Why do I need to guide my telescope for photography? Don’t accurate alignment and firmware functions like periodic error correction (PEC) take care of it all?

An excellent mount can greatly minimize the need for guiding and probably eliminate it for shorter exposures with shorter focal-length scopes or piggybacked cameras.

However, guiding (manual or auto) is still needed to counteract imperfect polar alignment, either because of your inaccuracy in technique (centering stars, etc.) or limits of firmware in correcting for cone error, etc.

While cone error corrections using calibration stars do correct for a fixed value of the difference between parallelism of the telescope tube and mount, they don’t correct for flexure between the two as the scope changes position during the night, or flexure between the main tube and a piggybacked lens/scope.

Periodic error is greatly reduced in a high-quality mount and further reduced by the use of PEC utilities. So usually what’s left from the mount are non-periodic errors from the gearing and motors, fluctuations in current in the power supply, differences between the sidereal rate and the actual rate produced by your drive.

And the atmosphere itself can cause errors that will show up in images. First, the atmosphere acts like a weak lens and actually bends light upwards. This atmospheric refraction is greatest at low altitudes, where starlight goes through the most air. Some drives will correct for this as the King rate, however, many modern drives don’t. 

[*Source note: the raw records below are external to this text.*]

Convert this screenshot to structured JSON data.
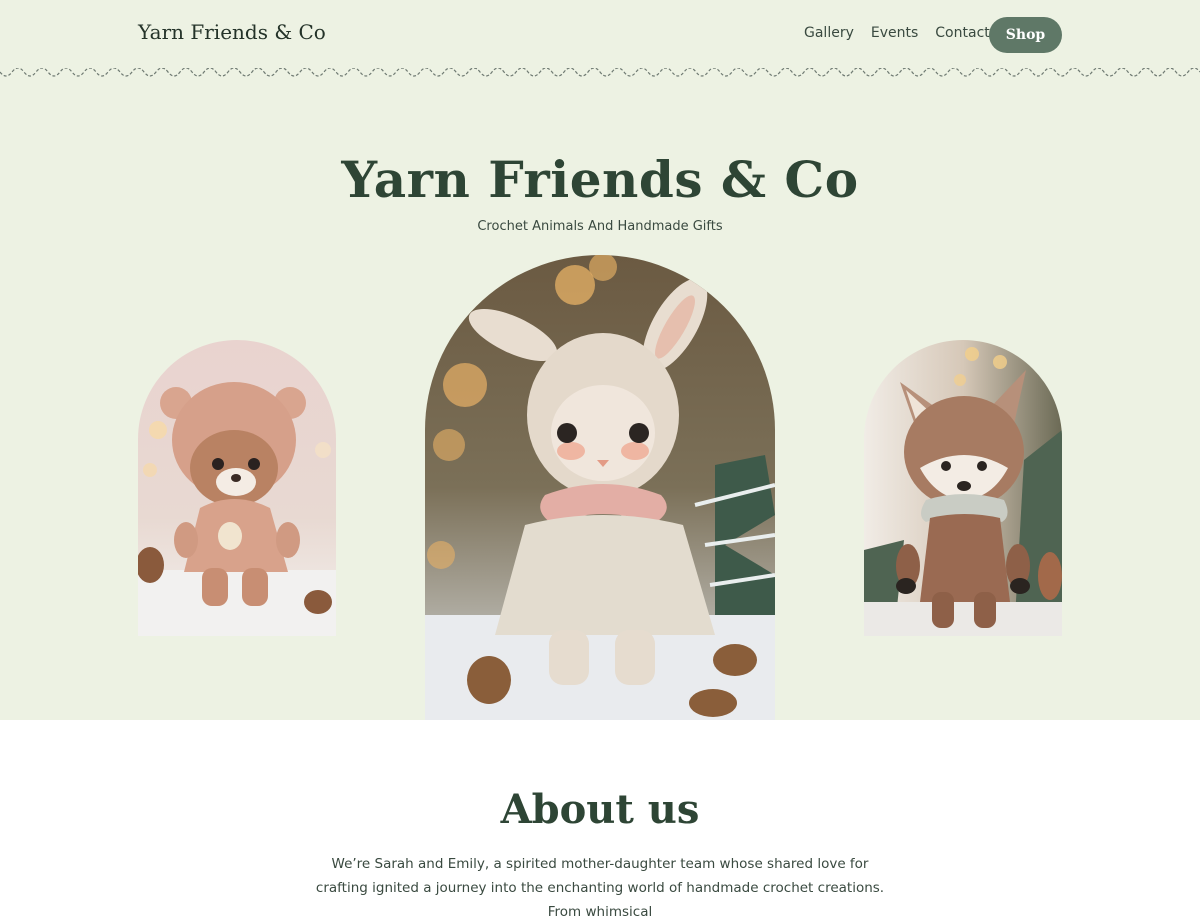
{
  "header": {
    "site_title": "Yarn Friends & Co",
    "nav": [
      "Gallery",
      "Events",
      "Contact"
    ],
    "shop_label": "Shop"
  },
  "hero": {
    "title": "Yarn Friends & Co",
    "subtitle": "Crochet Animals And Handmade Gifts",
    "images": [
      {
        "subject": "crochet-bear",
        "position": "left"
      },
      {
        "subject": "crochet-bunny",
        "position": "center"
      },
      {
        "subject": "crochet-fox",
        "position": "right"
      }
    ]
  },
  "about": {
    "title": "About us",
    "text": "We’re Sarah and Emily, a spirited mother-daughter team whose shared love for crafting ignited a journey into the enchanting world of handmade crochet creations. From whimsical"
  },
  "colors": {
    "hero_background": "#edf2e3",
    "accent": "#5f7867",
    "heading": "#2e4535"
  }
}
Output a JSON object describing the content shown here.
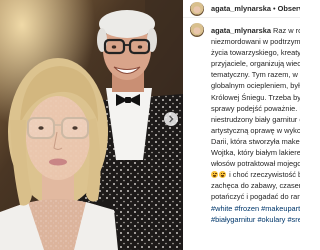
{
  "post": {
    "username": "agata_mlynarska",
    "separator": "•",
    "follow_label": "Obserwowanie",
    "caption": {
      "username": "agata_mlynarska",
      "lines": [
        "Raz w roku, na",
        "niezmordowani w podtrzymywan",
        "życia towarzyskiego, kreatywni",
        "przyjaciele, organizują wieczór",
        "tematyczny. Tym razem, w związk",
        "globalnym ociepleniem, był to b",
        "Królowej Śniegu. Trzeba było do",
        "sprawy podejść poważnie. Mój",
        "niestrudzony biały garnitur dost",
        "artystyczną oprawę w wykonani",
        "Darii, która stworzyła makeup i",
        "Wojtka, który białym lakierem d",
        "włosów potraktował mojego mę",
        "i choć rzeczywistość b",
        "zachęca do zabawy, czasem trzeba",
        "potańczyć i pogadać do rana..."
      ],
      "emoji_icons": [
        "laughing-face-emoji",
        "laughing-face-emoji"
      ]
    },
    "hashtags": [
      [
        "#white",
        "#frozen",
        "#makeupartist"
      ],
      [
        "#białygarnitur",
        "#okulary",
        "#srebro"
      ]
    ]
  },
  "icons": {
    "next_slide": "chevron-right-icon"
  },
  "colors": {
    "text": "#262626",
    "link": "#00376b",
    "divider": "#efefef"
  }
}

Seeing or atmospheric turbulence puts a limit on any kind of guiding: it introduces 3 to 5 arc-seconds of random variation into exposures, so you cannot get star images smaller than this angle.

Updated 12/27/13